The “Zoo” tag was fairly predictable: giraffe, animals, bear, etc.
“Edgefield” was related to McMenamins (not surprising since the Edgefield McMenamins is a very popular destination.)
OSCON was on the Portland map as a tag.
Beaverton, a sleepy and not always very nice suburb of Portland, relates to sunset, clouds, and sky – I can’t even hazard a guess on that one.
The most interesting: Mt. Tabor was only associated with cat. Apparently “cat people” gravitate toward Mt. Tabor.
I also noticed that going back to the map after closing my browser yielded slightly different results. I encourage you to have a look. It provided me with a few minutes of amusement anyway.
Flickr has found an interesting way to leverage the data from their community of users. When pictures are uploaded to Flickr, meta-data about the camera used to take the pictures is uploaded along with the the photographs. Flickr is now providing this information for anyone to view, while using it to drive traffic to Yahoo shopping (as most of you know, Yahoo owns Flickr).
I like their innovative approach to reusing the data; however, Yahoo is not as good at Google about distinguishing between content and advertising.
For example, the main part of the camera page prominently displayed at the top shows a “Featured Model” camera, which is actually an advertisement. In tiny light gray letters under the feature, you’ll find this small disclaimer: “Featured Model is a sponsored placement.” The idea is really cool, but credibility with users would be increased if Flickr / Yahoo flipped the approach to feature the content (which cameras are really being used) while still providing clearly delineated advertising from sponsors.
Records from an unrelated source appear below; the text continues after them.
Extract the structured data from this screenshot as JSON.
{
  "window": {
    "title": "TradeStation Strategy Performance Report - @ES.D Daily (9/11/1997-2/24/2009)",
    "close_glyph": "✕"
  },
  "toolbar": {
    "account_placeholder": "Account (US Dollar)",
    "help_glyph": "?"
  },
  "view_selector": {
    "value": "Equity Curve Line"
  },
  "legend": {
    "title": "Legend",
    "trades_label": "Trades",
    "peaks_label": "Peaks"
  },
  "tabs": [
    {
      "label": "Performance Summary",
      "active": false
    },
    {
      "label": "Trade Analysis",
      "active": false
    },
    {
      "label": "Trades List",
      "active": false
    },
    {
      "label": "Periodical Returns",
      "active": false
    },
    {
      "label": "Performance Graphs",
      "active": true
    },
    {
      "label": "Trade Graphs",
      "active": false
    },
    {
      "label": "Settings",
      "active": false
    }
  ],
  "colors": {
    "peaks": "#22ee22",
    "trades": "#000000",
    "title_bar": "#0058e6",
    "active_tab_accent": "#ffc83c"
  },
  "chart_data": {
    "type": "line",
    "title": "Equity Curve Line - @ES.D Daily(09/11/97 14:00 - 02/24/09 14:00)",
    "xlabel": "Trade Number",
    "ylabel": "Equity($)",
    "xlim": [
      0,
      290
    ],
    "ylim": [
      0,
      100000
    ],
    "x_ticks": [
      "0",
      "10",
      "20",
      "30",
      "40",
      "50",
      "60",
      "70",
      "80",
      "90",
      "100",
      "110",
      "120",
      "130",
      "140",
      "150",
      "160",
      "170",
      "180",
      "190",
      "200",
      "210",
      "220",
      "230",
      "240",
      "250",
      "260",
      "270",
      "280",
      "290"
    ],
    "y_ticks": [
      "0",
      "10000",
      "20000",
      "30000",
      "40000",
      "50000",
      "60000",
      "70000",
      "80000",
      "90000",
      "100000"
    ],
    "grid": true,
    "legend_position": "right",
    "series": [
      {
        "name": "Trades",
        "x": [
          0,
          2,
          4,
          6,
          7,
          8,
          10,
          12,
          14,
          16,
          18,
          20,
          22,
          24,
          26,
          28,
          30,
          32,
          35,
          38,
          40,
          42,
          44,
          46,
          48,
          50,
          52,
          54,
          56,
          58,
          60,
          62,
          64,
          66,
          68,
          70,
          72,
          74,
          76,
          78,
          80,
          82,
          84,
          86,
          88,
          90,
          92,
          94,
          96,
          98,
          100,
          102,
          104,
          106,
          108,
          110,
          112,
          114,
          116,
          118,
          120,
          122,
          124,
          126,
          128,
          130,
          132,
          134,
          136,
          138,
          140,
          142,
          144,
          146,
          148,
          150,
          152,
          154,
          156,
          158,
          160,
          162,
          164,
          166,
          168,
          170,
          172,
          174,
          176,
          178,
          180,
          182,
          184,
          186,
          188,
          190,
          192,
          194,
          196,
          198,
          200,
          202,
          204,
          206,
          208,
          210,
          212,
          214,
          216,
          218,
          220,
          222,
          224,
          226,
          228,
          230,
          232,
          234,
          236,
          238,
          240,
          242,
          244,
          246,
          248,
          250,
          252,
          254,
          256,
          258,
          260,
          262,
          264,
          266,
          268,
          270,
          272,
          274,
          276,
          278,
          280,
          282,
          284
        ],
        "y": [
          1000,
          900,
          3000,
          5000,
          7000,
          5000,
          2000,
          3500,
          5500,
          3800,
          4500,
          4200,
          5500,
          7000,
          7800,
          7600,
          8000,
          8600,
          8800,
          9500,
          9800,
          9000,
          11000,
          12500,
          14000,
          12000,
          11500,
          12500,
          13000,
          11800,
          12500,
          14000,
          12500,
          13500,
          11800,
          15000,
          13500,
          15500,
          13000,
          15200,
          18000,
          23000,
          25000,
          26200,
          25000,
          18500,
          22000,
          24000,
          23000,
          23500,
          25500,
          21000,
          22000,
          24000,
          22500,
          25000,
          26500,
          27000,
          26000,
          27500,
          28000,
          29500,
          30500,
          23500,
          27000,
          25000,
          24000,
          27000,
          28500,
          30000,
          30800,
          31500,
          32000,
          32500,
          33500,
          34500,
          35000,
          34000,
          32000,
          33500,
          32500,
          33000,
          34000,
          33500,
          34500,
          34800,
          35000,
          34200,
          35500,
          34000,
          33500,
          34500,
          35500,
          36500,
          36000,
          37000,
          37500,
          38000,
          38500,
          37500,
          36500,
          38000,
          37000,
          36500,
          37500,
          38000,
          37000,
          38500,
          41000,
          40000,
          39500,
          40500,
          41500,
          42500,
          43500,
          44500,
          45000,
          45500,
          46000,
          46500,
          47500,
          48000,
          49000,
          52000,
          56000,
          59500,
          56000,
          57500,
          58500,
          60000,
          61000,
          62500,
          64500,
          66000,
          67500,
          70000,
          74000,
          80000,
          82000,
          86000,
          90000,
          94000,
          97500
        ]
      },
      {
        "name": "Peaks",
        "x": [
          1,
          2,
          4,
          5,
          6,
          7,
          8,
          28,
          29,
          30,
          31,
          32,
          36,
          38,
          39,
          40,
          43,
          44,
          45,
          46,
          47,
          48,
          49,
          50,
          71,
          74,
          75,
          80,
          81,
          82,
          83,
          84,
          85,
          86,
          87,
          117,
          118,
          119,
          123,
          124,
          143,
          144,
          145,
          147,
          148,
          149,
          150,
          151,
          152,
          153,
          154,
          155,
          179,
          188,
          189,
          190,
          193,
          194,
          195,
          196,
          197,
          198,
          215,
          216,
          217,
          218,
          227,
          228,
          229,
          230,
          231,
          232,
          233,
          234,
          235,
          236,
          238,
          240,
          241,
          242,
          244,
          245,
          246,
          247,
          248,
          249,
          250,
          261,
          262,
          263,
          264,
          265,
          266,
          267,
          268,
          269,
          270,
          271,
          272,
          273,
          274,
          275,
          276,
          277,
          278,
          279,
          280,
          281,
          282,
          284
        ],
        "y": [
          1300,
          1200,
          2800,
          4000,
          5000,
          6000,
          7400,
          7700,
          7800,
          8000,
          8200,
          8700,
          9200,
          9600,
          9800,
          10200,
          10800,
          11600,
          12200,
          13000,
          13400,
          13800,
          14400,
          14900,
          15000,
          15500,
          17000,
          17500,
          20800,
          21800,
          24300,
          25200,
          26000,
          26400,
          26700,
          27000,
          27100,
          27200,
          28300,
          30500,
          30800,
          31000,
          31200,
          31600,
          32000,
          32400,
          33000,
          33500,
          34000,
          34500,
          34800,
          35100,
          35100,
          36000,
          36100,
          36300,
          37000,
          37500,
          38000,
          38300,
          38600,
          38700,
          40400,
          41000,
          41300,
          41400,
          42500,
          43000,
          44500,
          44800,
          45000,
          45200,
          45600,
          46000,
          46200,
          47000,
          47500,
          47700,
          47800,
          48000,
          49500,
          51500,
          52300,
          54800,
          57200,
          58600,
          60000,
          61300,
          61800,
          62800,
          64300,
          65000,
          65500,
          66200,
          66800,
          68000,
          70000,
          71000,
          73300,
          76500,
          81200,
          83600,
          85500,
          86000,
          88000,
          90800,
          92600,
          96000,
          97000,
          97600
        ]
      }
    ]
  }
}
I just received my Flickr MiniCards from Moo. They are very small (hence the mini part), so I’m not quite sure how I will use them, but they are definitely cool.
Ever wanted to easily hand out a few Flickr images? Moo has a service that prints your Flickr pictures on one side of a 28mm x 70mm card (about half the size of a standard business card) and contact information or any other text on the other side. As an added bonus to Flickr Pro users, you can get a free 10 pack of cards if you are one of the first 10,000 people to request a set. Others can order the 100 pack for $19.99.
I found out about this service on TechCrunch where many people leaving comments were getting a bit too hung up on whether or not people would use them as business cards. I tend to agree with some of the comments. Most professionals would not use these as business cards with the exception of a few artistic professions; however, looking outside of the business card box, I can think of several creative ways to use these cards.
- Something cool and unusual to use in a more casual setting with friends and family.
- Commemorative items for weddings, birthday parties, or some other event with pictures on one side and event details on the other.
- Teenagers and college students using cards to share their email address, IM, cell number, and maybe a MySpace / Friendster account with new friends.
- Invitations to an event.
“…business cards are boring.
In an ambitious reinvention, that will address both form and function, MOO will take the business card back to its roots as a sophisticated social tool for non-business use and will introduce a new, advanced generation of calling card for the networked, mobile and social young communities of today. If you’re reading this, that’s you.” (Quote from Moo.com)